Aside from the camera app start-up which occasionally suffers a noticeable delay (note there is ZERO lag in actually taking pictures) and processes that rely on data being fetched over the mobile networks, i haven’t had to wait for a single thing – the phone responds to every touch instantly. It is actually so good, the interactions so seamless, that the experience is largely unremarkable. Perhaps that sounds stupid? Perhaps it is. But what else can you say about something that “just works”?
(I suppose i could point out that friends with the iPhone 3G or 3GS who’ve used my iPhone 4 have all remarked at how fast it is. Not having used a 3G or 3GS for any length of time myself, i’m afraid any improvements are lost on me.)
I’m a week in to iPhone ownership and, unsurprisingly, i’m completely smitten with the device. So far it has been (almost) completely flawless in operation, the camera is fantastic, the screen is incredible and typing is far easier than i had worried it might be. Sure, i’m not completely happy with the battery life1 and the antenna issues bugs me (in that the problem exists) but they’re quite insignificant grumbles when i consider the tools i now have, always, at my finger-tips.
PS. Some further reading, for those who found this little review too lightweight:

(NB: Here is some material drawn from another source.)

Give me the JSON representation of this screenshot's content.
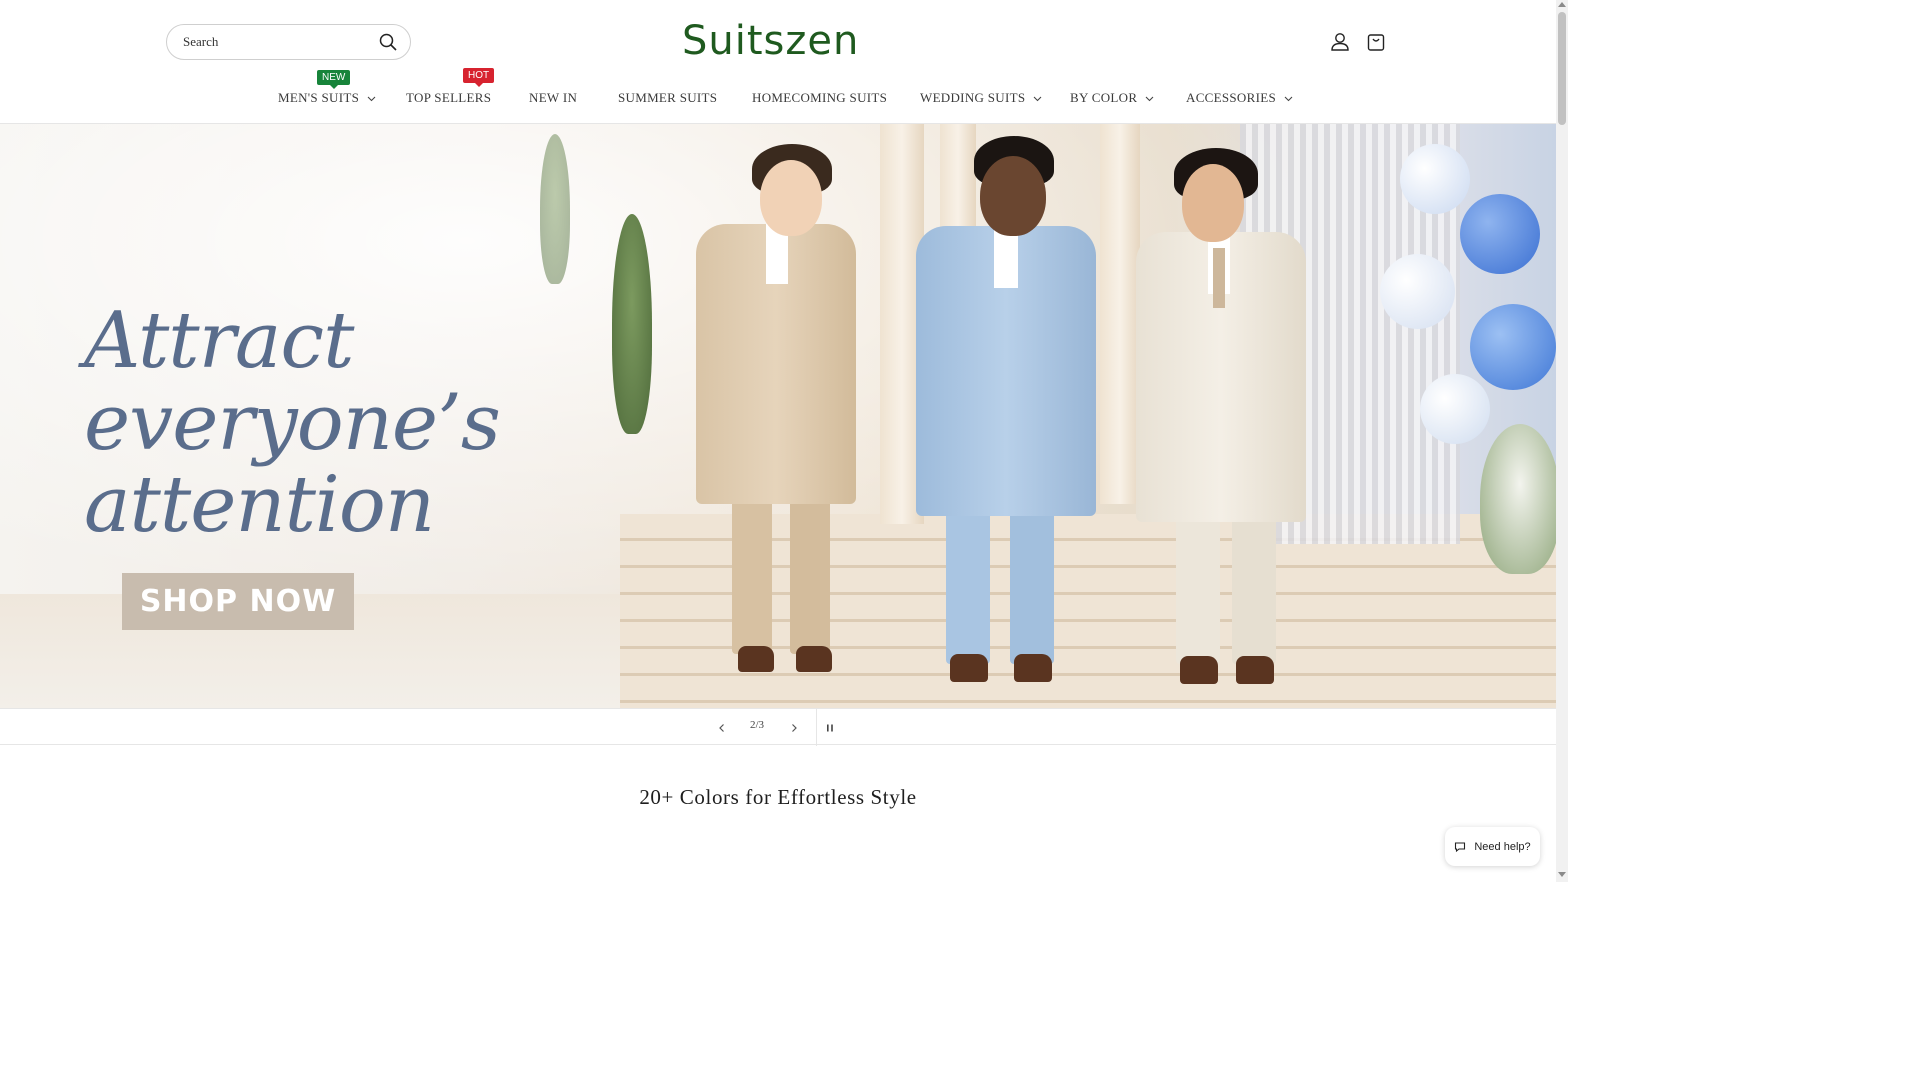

Would i ever be completely happy with the battery life of a mobile device? If it lasted 24 hours, would i not wish it to last 48? If a week, would i not desire a fortnight? Battery technology undoubtedly takes leaps and bounds over time but unfortunately so do the devices utilising the power. ↩